Bitcoin has been hailed as the harbinger of a new era in international finance. From a political viewpoint, bitcoin has the potential to change not just the world of global finance, but the world as we know it. It decentralizes currency from nation states and federal governments. The full story of bitcoin is a complicated one. It was “invented” in 2008 by someone using the pseudonym Satoshi Nakamoto. He was a programmer who built the bitcoin software and released it onto the internet. The software was designed to run across a large network of machines, often referred to as “bitcoin miners,” which anyone could theoretically operate if they had the desire to. Bitcoins themselves are basically just digital addresses and balances that are kept in an online ledger.
Why would you mine these bitcoins? Well, the bitcoin system is designed to pay out bitcoins to the bitcoin miners. As the system creates bitcoins, the miners log them and occasionally are paid out their own bitcoins by the system.
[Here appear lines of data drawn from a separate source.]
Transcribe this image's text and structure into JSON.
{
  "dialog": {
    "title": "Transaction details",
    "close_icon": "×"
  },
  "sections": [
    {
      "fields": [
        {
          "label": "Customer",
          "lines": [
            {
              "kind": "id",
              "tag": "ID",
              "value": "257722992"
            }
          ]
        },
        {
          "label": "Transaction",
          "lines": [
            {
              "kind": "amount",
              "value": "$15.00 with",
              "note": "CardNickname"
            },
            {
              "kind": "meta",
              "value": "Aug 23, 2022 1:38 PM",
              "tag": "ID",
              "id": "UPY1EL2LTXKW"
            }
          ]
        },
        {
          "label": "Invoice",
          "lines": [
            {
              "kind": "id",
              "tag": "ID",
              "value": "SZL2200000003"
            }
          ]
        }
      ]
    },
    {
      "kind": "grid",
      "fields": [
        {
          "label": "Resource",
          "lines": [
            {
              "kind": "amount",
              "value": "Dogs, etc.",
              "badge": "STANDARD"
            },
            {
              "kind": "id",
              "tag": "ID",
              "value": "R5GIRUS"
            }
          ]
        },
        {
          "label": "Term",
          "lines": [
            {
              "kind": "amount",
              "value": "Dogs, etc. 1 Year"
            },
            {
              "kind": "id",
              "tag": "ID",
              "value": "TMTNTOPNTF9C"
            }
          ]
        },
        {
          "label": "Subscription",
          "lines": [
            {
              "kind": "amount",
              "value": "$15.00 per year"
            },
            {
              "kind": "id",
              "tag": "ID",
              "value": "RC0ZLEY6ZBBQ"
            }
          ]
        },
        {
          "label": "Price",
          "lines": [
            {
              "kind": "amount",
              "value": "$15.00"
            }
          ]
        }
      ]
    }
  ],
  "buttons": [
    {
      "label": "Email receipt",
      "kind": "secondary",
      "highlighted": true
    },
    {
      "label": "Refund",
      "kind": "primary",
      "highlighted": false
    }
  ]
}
Essentially, decentralized software manages to create these bitcoins and the miners are paid to catalogue them. The system pays these miners to keep stock of bitcoins at a rate of 25 bitcoins, six times per hour, globally. So, the entirety of planet earth's bitcoin miners are paid at a rate of 150 bitcoins per hour. The system is designed to stop issuing bitcoins when they have “minted” twenty one million bitcoins, which, in the estimation of experts, will happen around the year 2140.
There are those warning prospective investors away from investing in bitcoin, primarily because it has no real world backing. The regular stocks available to most are backed by, and fluctuate based on, a real world company. Bitcoin differs significantly from a stock or a bond. Because so many people are buying bitcoin so fast, it is impossible to actually put a value on it. There are some that even call bitcoin more “short-term gambling” than “investing,” which seems to be accurate, given the significant delays that have been experienced by buyers and sellers of bitcoin. In some cases, buyers have to wait nearly a week before receiving their coins.
With all of this in mind, it seems that bitcoin had a few more skeletons in the closet than it seemed it had at first sight. Will bitcoin fail because it lacks the backing of physical capital and resources? Or will we see the global financial markets revolutionized by what was once a figment of an anonymous programmer's imagination? Only time will tell.